In this hyperconnected period, working a marathon is no extended just working a marathon, but an option to share a private tale of coming again from harm, overcoming heartbreak, discovering your bodily peak at an advanced age—you identify it. Now that the after-personal, lonesome pursuit of prolonged-distance working is an more and more public physical exercise, there is a lot more incentive than at any time to chronicle our successes and failures for an expectant readership.

All of which could make the activity a lot more attention-grabbing, a lot more alive than when the tale of what transpired on race working day is confined to finishing instances and splits. However, a possible downside of Strava’s open diary format is the subconscious have to have to make everything a lot more palatable to an invisible audience. One thing that struck me in the course of my voyeuristic perusal of the various tales of carnage from past week’s marathons was the way lots of people who’d had a tough working day yet sounded reassuringly upbeat. Since I are likely to do the standard thing where by I get frustrated after a crappy race, I puzzled how some people could be so equanimous after a poor working day. Experienced all they uncovered their internal Buddha, which allowed them to handle disappointment with enviable grace and poise? Or is it, fairly, that exclamations of despair engage in superior on Strava if they also include a glimmer of optimism? “Man that sucked, but I’m very pleased to end. Mastering encounter!” is a lot more Kudos-inspiring than “Man that sucked. Nothing at all excellent about this. Gonna go weep on a park bench.”

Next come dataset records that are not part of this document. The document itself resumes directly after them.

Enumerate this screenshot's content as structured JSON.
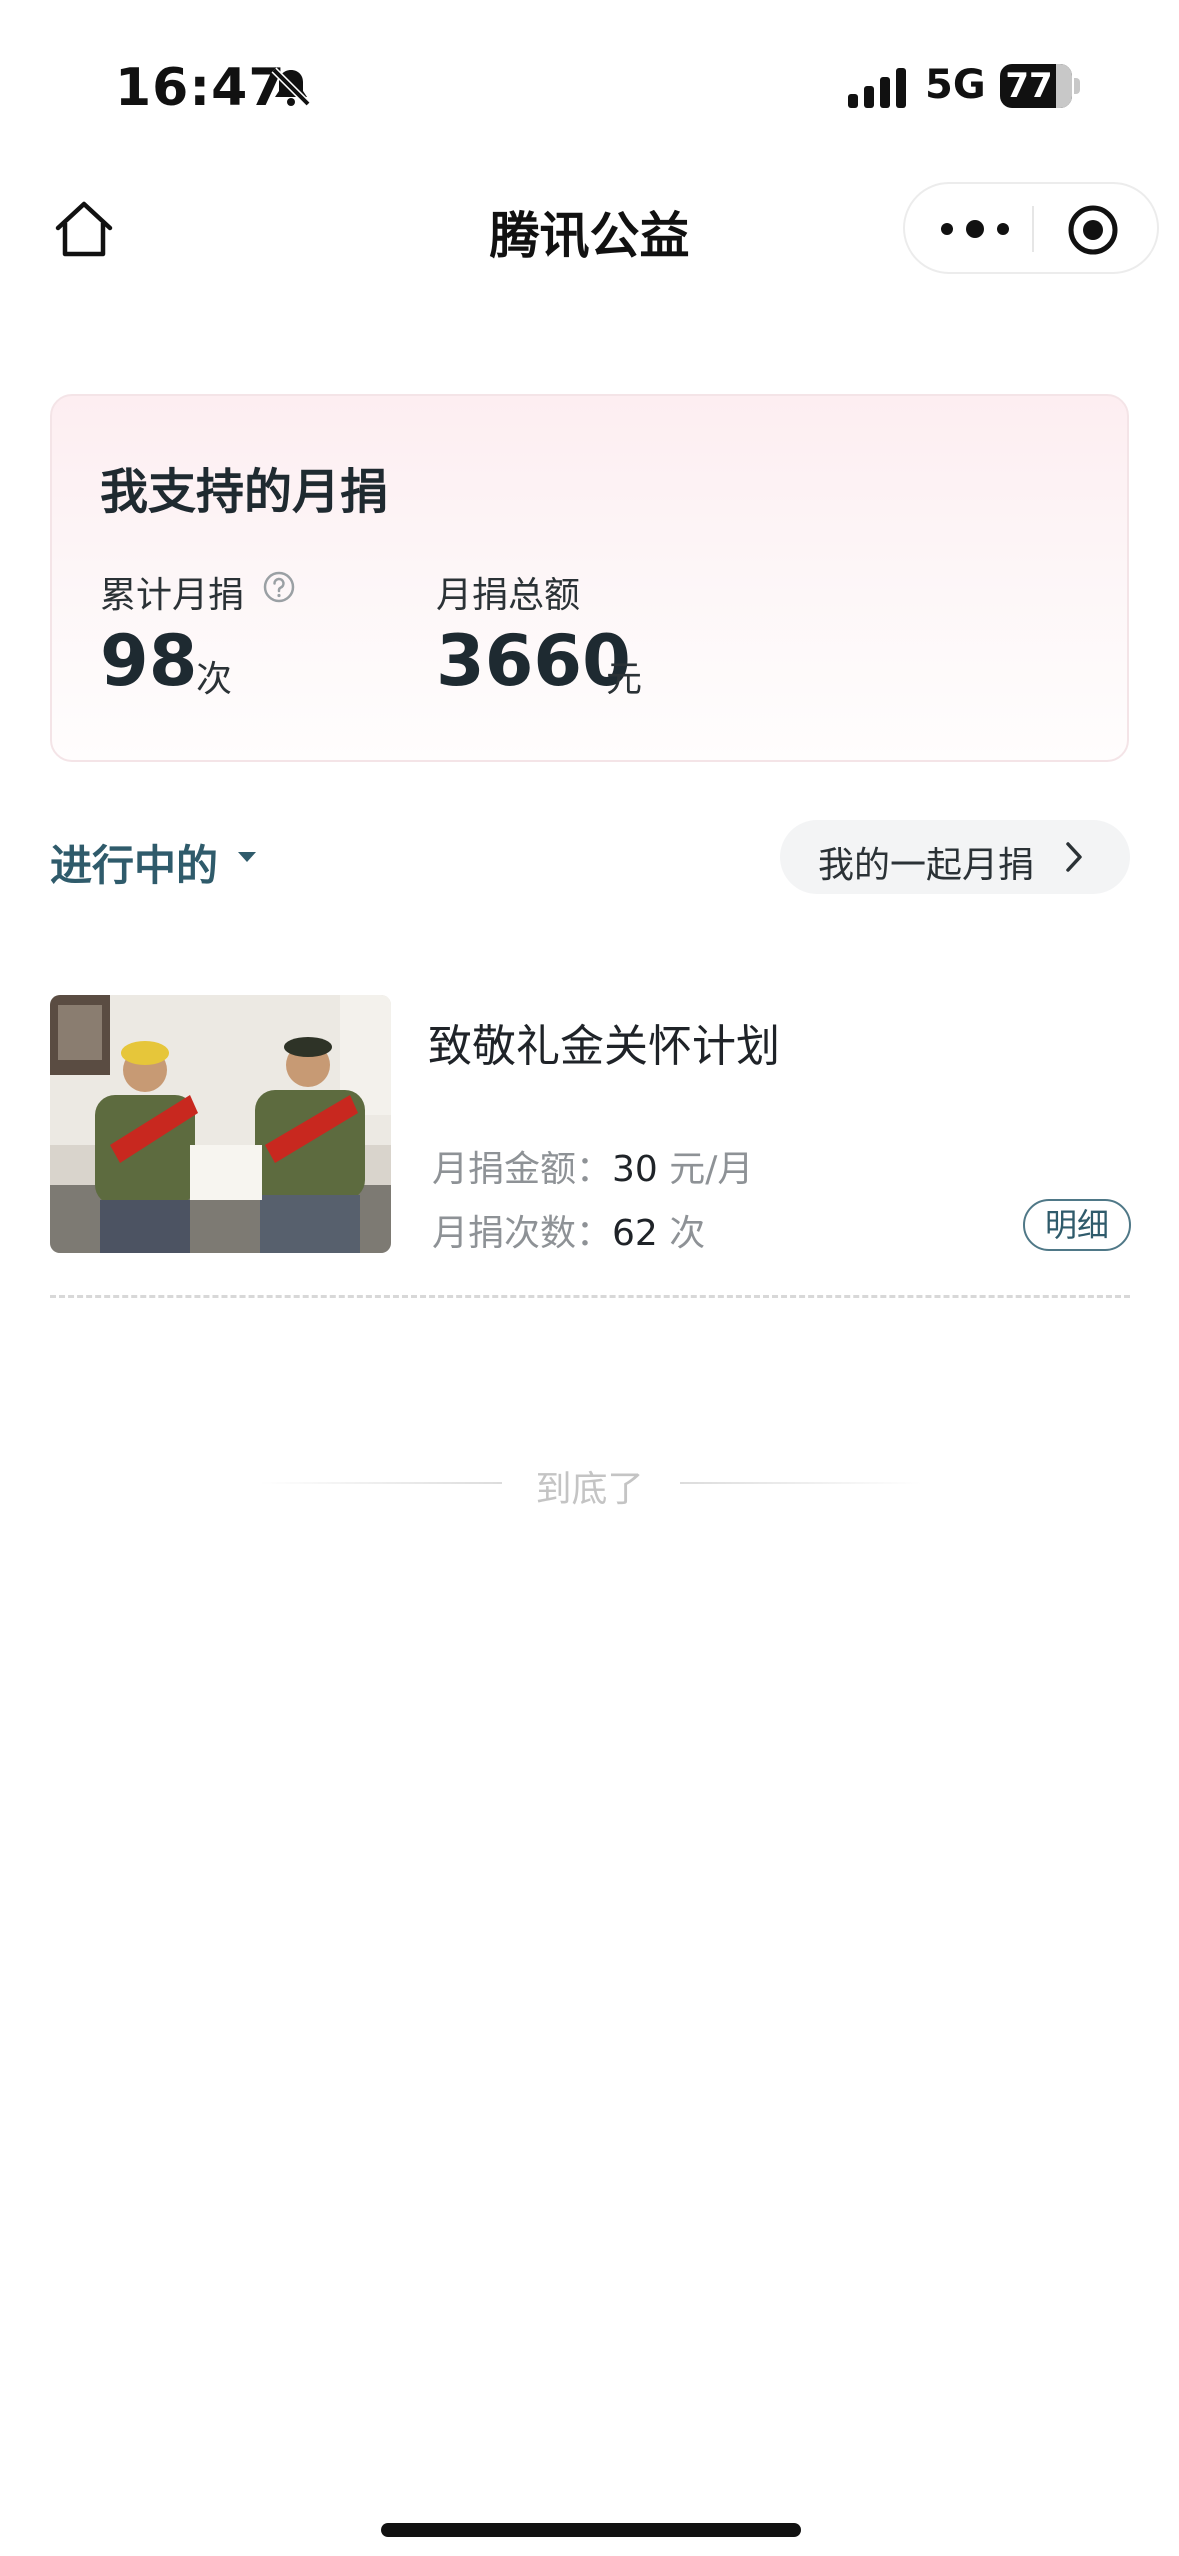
{
  "status_bar": {
    "time": "16:47",
    "network": "5G",
    "battery": "77"
  },
  "nav": {
    "title": "腾讯公益"
  },
  "summary": {
    "title": "我支持的月捐",
    "cumulative_label": "累计月捐",
    "cumulative_value": "98",
    "cumulative_unit": "次",
    "total_label": "月捐总额",
    "total_value": "3660",
    "total_unit": "元"
  },
  "filter": {
    "label": "进行中的",
    "together_button": "我的一起月捐"
  },
  "items": [
    {
      "title": "致敬礼金关怀计划",
      "amount_label": "月捐金额：",
      "amount_value": "30",
      "amount_unit": "元/月",
      "count_label": "月捐次数：",
      "count_value": "62",
      "count_unit": "次",
      "detail_button": "明细"
    }
  ],
  "end_text": "到底了"
}
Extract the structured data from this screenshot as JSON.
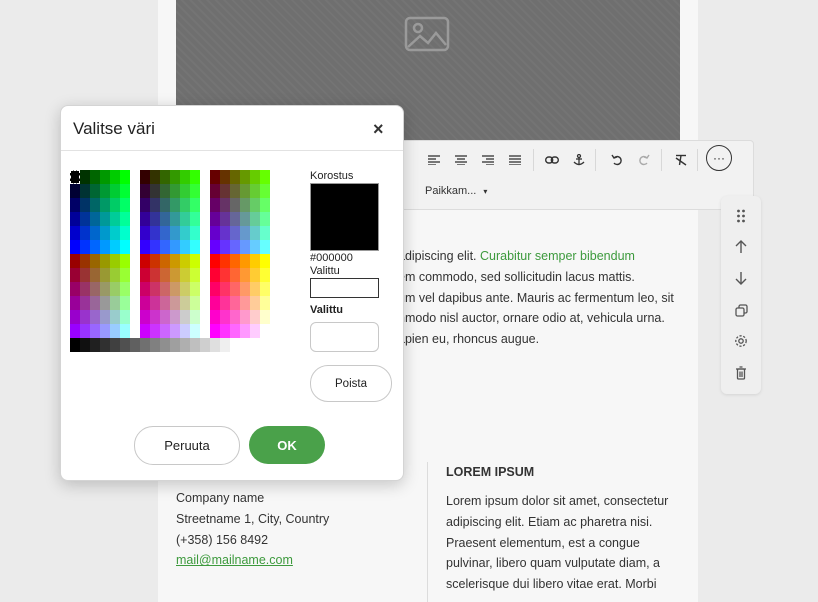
{
  "toolbar": {
    "icons": [
      "align-left-icon",
      "align-center-icon",
      "align-right-icon",
      "align-justify-icon",
      "link-icon",
      "anchor-icon",
      "undo-icon",
      "redo-icon",
      "clear-format-icon",
      "more-icon"
    ],
    "dropdown_label": "Paikkam...",
    "more_label": "···"
  },
  "side_toolbar": {
    "icons": [
      "drag-handle-icon",
      "arrow-up-icon",
      "arrow-down-icon",
      "duplicate-icon",
      "settings-icon",
      "trash-icon"
    ]
  },
  "content": {
    "line1a": "adipiscing elit. ",
    "line1b": "Curabitur semper bibendum",
    "line2": "em commodo, sed sollicitudin lacus mattis.",
    "line3": "um vel dapibus ante. Mauris ac fermentum leo, sit",
    "line4": "nmodo nisl auctor, ornare odio at, vehicula urna.",
    "line5": "apien eu, rhoncus augue."
  },
  "footer": {
    "company": "Company name",
    "street": "Streetname 1, City, Country",
    "phone": "(+358) 156 8492",
    "email": "mail@mailname.com",
    "lorem_heading": "LOREM IPSUM",
    "lorem_lines": [
      "Lorem ipsum dolor sit amet, consectetur",
      "adipiscing elit. Etiam ac pharetra nisi.",
      "Praesent elementum, est a congue",
      "pulvinar, libero quam vulputate diam, a",
      "scelerisque dui libero vitae erat. Morbi"
    ]
  },
  "dialog": {
    "title": "Valitse väri",
    "close_label": "×",
    "highlight_label": "Korostus",
    "preview_color": "#000000",
    "hex_value": "#000000",
    "selected_label_1": "Valittu",
    "selected_label_2": "Valittu",
    "remove_label": "Poista",
    "cancel_label": "Peruuta",
    "ok_label": "OK"
  },
  "colors": {
    "accent_green": "#4aa14a",
    "link_green": "#3d9a3d"
  }
}
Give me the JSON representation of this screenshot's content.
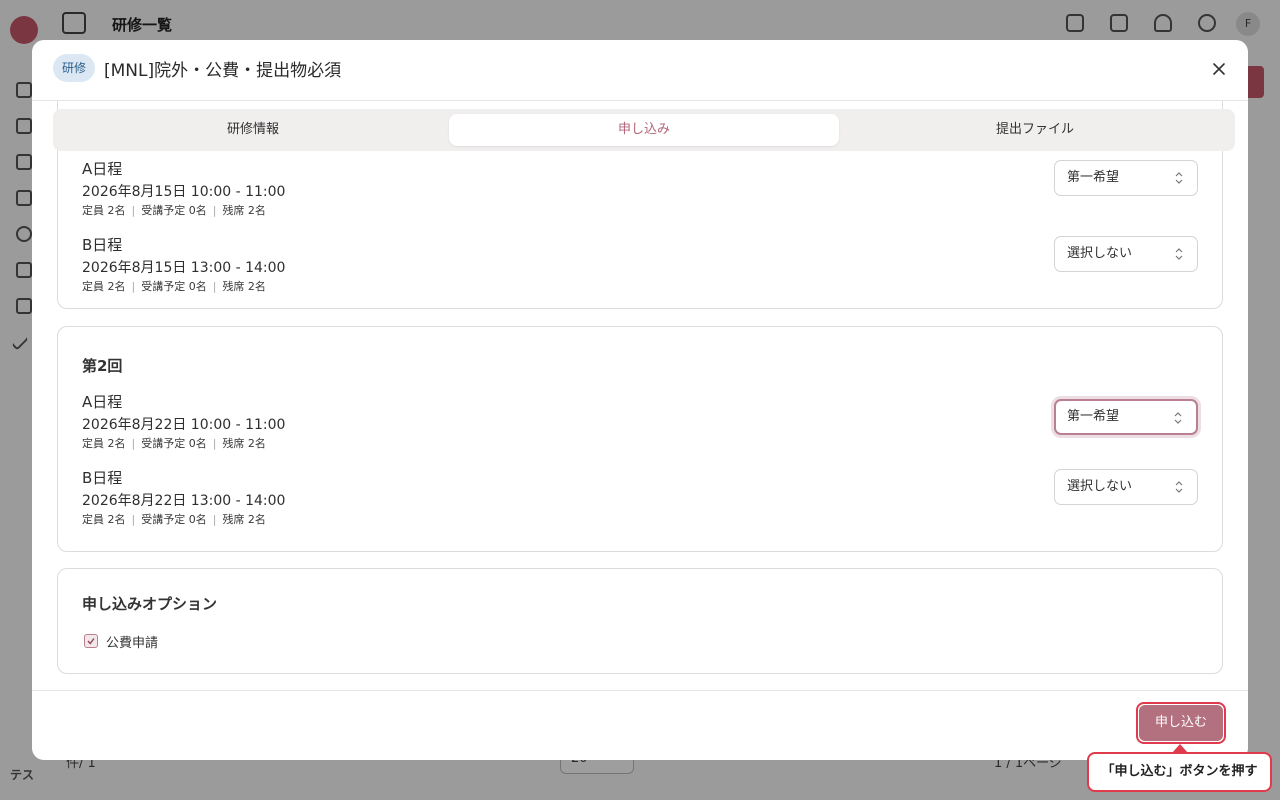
{
  "background": {
    "title": "研修一覧",
    "user_initial": "F",
    "sidebar_user": "テス",
    "footer_left": "件/ 1",
    "footer_select": "20",
    "footer_right": "1 / 1ページ"
  },
  "modal": {
    "badge": "研修",
    "title": "[MNL]院外・公費・提出物必須",
    "tabs": [
      {
        "label": "研修情報",
        "active": false
      },
      {
        "label": "申し込み",
        "active": true
      },
      {
        "label": "提出ファイル",
        "active": false
      }
    ],
    "sessions": [
      {
        "heading": "",
        "slots": [
          {
            "name": "A日程",
            "datetime": "2026年8月15日 10:00 - 11:00",
            "capacity": "定員 2名",
            "planned": "受講予定 0名",
            "remaining": "残席 2名",
            "choice": "第一希望"
          },
          {
            "name": "B日程",
            "datetime": "2026年8月15日 13:00 - 14:00",
            "capacity": "定員 2名",
            "planned": "受講予定 0名",
            "remaining": "残席 2名",
            "choice": "選択しない"
          }
        ]
      },
      {
        "heading": "第2回",
        "slots": [
          {
            "name": "A日程",
            "datetime": "2026年8月22日 10:00 - 11:00",
            "capacity": "定員 2名",
            "planned": "受講予定 0名",
            "remaining": "残席 2名",
            "choice": "第一希望"
          },
          {
            "name": "B日程",
            "datetime": "2026年8月22日 13:00 - 14:00",
            "capacity": "定員 2名",
            "planned": "受講予定 0名",
            "remaining": "残席 2名",
            "choice": "選択しない"
          }
        ]
      }
    ],
    "options": {
      "heading": "申し込みオプション",
      "public_funding": {
        "label": "公費申請",
        "checked": true
      }
    },
    "submit_label": "申し込む"
  },
  "tooltip": "「申し込む」ボタンを押す",
  "colors": {
    "accent": "#b3707f",
    "highlight": "#e03a4d",
    "badge_bg": "#dbe8f3"
  }
}
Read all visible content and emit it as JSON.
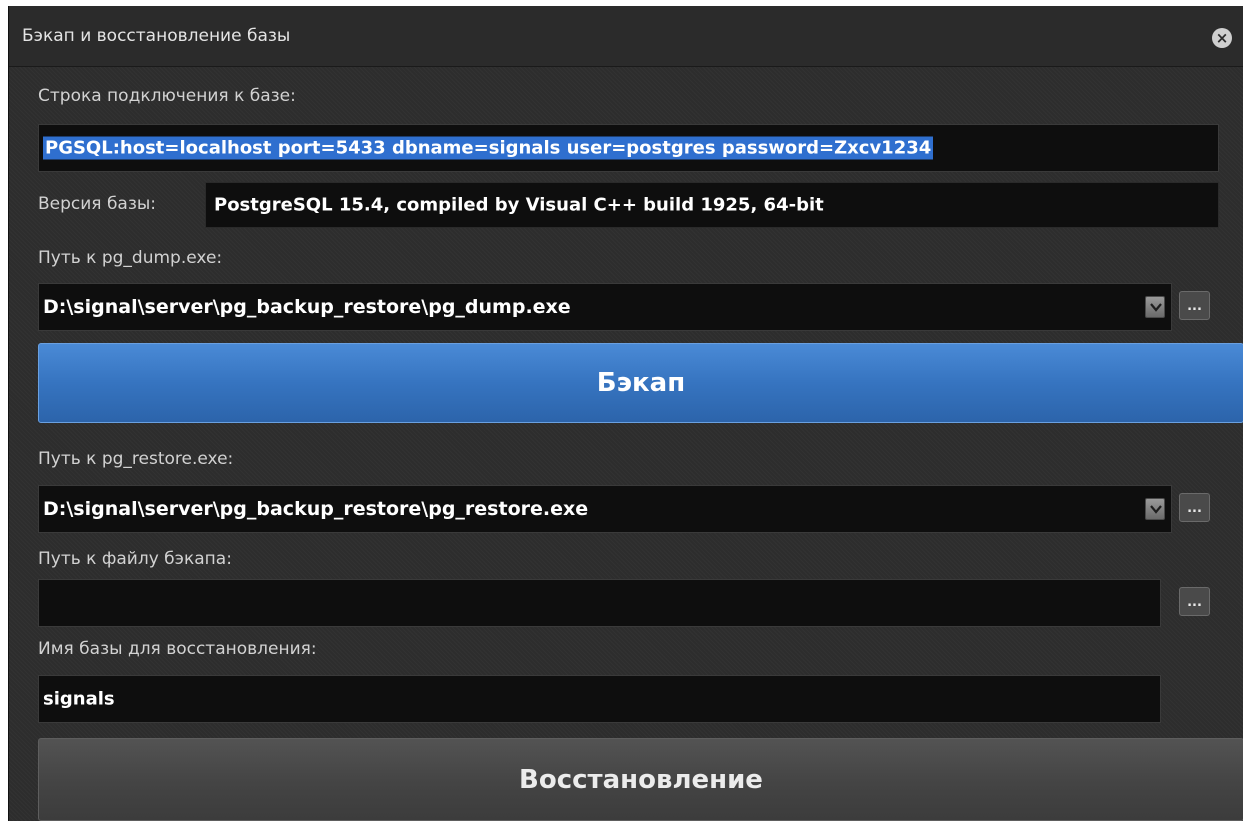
{
  "window": {
    "title": "Бэкап и восстановление базы",
    "close_glyph": "×"
  },
  "connection": {
    "label": "Строка подключения к базе:",
    "value": "PGSQL:host=localhost port=5433 dbname=signals user=postgres password=Zxcv1234"
  },
  "version": {
    "label": "Версия базы:",
    "value": "PostgreSQL 15.4, compiled by Visual C++ build 1925, 64-bit"
  },
  "pg_dump": {
    "label": "Путь к pg_dump.exe:",
    "value": "D:\\signal\\server\\pg_backup_restore\\pg_dump.exe",
    "browse_label": "..."
  },
  "backup_button": {
    "label": "Бэкап"
  },
  "pg_restore": {
    "label": "Путь к pg_restore.exe:",
    "value": "D:\\signal\\server\\pg_backup_restore\\pg_restore.exe",
    "browse_label": "..."
  },
  "backup_file": {
    "label": "Путь к файлу бэкапа:",
    "value": "",
    "browse_label": "..."
  },
  "restore_db": {
    "label": "Имя базы для восстановления:",
    "value": "signals"
  },
  "restore_button": {
    "label": "Восстановление"
  },
  "colors": {
    "accent": "#3674c0",
    "selection": "#2f6fcf",
    "background": "#2d2d2d"
  },
  "icons": {
    "close": "close-icon",
    "dropdown": "chevron-down-icon"
  }
}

But not all disappointment demands to be buoyed by the promise of redemption. At times items really do not go well and it sucks and that is actually all there is to it. This, much too, is a sacred section of distance working you commit an obscene amount of time in pursuit of an arbitrary purpose with no ensure of good results. When it doesn’t convert out the way you hoped, you’re kind of bummed for a though, and finally you start education once again. Because what else are you meant to do?